Stored entries
--
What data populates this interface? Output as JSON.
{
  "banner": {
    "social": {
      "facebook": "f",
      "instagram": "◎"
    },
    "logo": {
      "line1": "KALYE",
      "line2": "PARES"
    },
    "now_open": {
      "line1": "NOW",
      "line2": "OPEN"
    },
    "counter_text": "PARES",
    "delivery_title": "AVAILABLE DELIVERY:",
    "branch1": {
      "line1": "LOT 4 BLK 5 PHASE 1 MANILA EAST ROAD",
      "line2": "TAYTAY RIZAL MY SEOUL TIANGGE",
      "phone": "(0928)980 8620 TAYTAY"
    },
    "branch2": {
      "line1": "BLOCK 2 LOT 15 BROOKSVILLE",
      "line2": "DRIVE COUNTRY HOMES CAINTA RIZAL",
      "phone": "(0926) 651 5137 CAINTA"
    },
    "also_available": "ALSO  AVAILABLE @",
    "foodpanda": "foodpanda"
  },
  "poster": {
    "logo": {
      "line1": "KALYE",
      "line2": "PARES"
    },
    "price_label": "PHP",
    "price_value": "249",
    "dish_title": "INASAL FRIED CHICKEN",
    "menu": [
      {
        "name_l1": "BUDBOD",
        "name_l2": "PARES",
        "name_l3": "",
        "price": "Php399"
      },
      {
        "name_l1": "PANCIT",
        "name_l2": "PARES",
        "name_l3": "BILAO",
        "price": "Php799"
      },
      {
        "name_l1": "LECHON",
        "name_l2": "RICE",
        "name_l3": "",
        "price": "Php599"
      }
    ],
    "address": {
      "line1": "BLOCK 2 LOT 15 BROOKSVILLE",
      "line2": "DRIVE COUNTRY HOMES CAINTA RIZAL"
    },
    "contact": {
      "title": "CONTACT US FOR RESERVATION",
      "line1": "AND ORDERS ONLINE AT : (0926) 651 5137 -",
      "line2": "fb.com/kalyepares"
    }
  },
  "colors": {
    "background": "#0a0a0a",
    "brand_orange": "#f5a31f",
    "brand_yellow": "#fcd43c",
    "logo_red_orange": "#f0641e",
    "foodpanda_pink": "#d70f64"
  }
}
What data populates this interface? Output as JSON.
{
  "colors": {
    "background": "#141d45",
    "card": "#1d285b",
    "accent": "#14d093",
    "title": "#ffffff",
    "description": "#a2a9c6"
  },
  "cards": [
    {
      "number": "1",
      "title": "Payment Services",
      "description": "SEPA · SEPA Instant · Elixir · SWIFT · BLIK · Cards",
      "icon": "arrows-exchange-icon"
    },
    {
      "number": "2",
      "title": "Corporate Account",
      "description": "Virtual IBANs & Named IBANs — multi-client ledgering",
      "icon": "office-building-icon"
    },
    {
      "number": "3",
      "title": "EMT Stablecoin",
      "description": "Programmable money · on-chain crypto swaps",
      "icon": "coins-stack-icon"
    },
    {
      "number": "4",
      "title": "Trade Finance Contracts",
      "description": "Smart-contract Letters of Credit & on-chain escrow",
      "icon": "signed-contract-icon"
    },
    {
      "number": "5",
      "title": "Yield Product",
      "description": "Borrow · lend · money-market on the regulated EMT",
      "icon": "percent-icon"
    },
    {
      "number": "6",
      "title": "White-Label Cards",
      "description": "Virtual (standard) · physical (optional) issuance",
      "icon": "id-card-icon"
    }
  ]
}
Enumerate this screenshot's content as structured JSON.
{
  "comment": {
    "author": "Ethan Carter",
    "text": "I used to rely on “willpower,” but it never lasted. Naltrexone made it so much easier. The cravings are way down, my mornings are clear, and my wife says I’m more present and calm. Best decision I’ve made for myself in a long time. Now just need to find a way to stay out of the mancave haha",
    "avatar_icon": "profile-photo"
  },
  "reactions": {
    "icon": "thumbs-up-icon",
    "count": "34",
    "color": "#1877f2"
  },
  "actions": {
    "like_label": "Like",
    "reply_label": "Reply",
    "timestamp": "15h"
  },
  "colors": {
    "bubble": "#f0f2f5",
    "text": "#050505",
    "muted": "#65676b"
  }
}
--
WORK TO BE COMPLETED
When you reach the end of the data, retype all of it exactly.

THE ANSWER
What data populates this interface? Output as JSON.
{
  "banner": {
    "social": {
      "facebook": "f",
      "instagram": "◎"
    },
    "logo": {
      "line1": "KALYE",
      "line2": "PARES"
    },
    "now_open": {
      "line1": "NOW",
      "line2": "OPEN"
    },
    "counter_text": "PARES",
    "delivery_title": "AVAILABLE DELIVERY:",
    "branch1": {
      "line1": "LOT 4 BLK 5 PHASE 1 MANILA EAST ROAD",
      "line2": "TAYTAY RIZAL MY SEOUL TIANGGE",
      "phone": "(0928)980 8620 TAYTAY"
    },
    "branch2": {
      "line1": "BLOCK 2 LOT 15 BROOKSVILLE",
      "line2": "DRIVE COUNTRY HOMES CAINTA RIZAL",
      "phone": "(0926) 651 5137 CAINTA"
    },
    "also_available": "ALSO  AVAILABLE @",
    "foodpanda": "foodpanda"
  },
  "poster": {
    "logo": {
      "line1": "KALYE",
      "line2": "PARES"
    },
    "price_label": "PHP",
    "price_value": "249",
    "dish_title": "INASAL FRIED CHICKEN",
    "menu": [
      {
        "name_l1": "BUDBOD",
        "name_l2": "PARES",
        "name_l3": "",
        "price": "Php399"
      },
      {
        "name_l1": "PANCIT",
        "name_l2": "PARES",
        "name_l3": "BILAO",
        "price": "Php799"
      },
      {
        "name_l1": "LECHON",
        "name_l2": "RICE",
        "name_l3": "",
        "price": "Php599"
      }
    ],
    "address": {
      "line1": "BLOCK 2 LOT 15 BROOKSVILLE",
      "line2": "DRIVE COUNTRY HOMES CAINTA RIZAL"
    },
    "contact": {
      "title": "CONTACT US FOR RESERVATION",
      "line1": "AND ORDERS ONLINE AT : (0926) 651 5137 -",
      "line2": "fb.com/kalyepares"
    }
  },
  "colors": {
    "background": "#0a0a0a",
    "brand_orange": "#f5a31f",
    "brand_yellow": "#fcd43c",
    "logo_red_orange": "#f0641e",
    "foodpanda_pink": "#d70f64"
  }
}
What data populates this interface? Output as JSON.
{
  "colors": {
    "background": "#141d45",
    "card": "#1d285b",
    "accent": "#14d093",
    "title": "#ffffff",
    "description": "#a2a9c6"
  },
  "cards": [
    {
      "number": "1",
      "title": "Payment Services",
      "description": "SEPA · SEPA Instant · Elixir · SWIFT · BLIK · Cards",
      "icon": "arrows-exchange-icon"
    },
    {
      "number": "2",
      "title": "Corporate Account",
      "description": "Virtual IBANs & Named IBANs — multi-client ledgering",
      "icon": "office-building-icon"
    },
    {
      "number": "3",
      "title": "EMT Stablecoin",
      "description": "Programmable money · on-chain crypto swaps",
      "icon": "coins-stack-icon"
    },
    {
      "number": "4",
      "title": "Trade Finance Contracts",
      "description": "Smart-contract Letters of Credit & on-chain escrow",
      "icon": "signed-contract-icon"
    },
    {
      "number": "5",
      "title": "Yield Product",
      "description": "Borrow · lend · money-market on the regulated EMT",
      "icon": "percent-icon"
    },
    {
      "number": "6",
      "title": "White-Label Cards",
      "description": "Virtual (standard) · physical (optional) issuance",
      "icon": "id-card-icon"
    }
  ]
}
Enumerate this screenshot's content as structured JSON.
{
  "comment": {
    "author": "Ethan Carter",
    "text": "I used to rely on “willpower,” but it never lasted. Naltrexone made it so much easier. The cravings are way down, my mornings are clear, and my wife says I’m more present and calm. Best decision I’ve made for myself in a long time. Now just need to find a way to stay out of the mancave haha",
    "avatar_icon": "profile-photo"
  },
  "reactions": {
    "icon": "thumbs-up-icon",
    "count": "34",
    "color": "#1877f2"
  },
  "actions": {
    "like_label": "Like",
    "reply_label": "Reply",
    "timestamp": "15h"
  },
  "colors": {
    "bubble": "#f0f2f5",
    "text": "#050505",
    "muted": "#65676b"
  }
}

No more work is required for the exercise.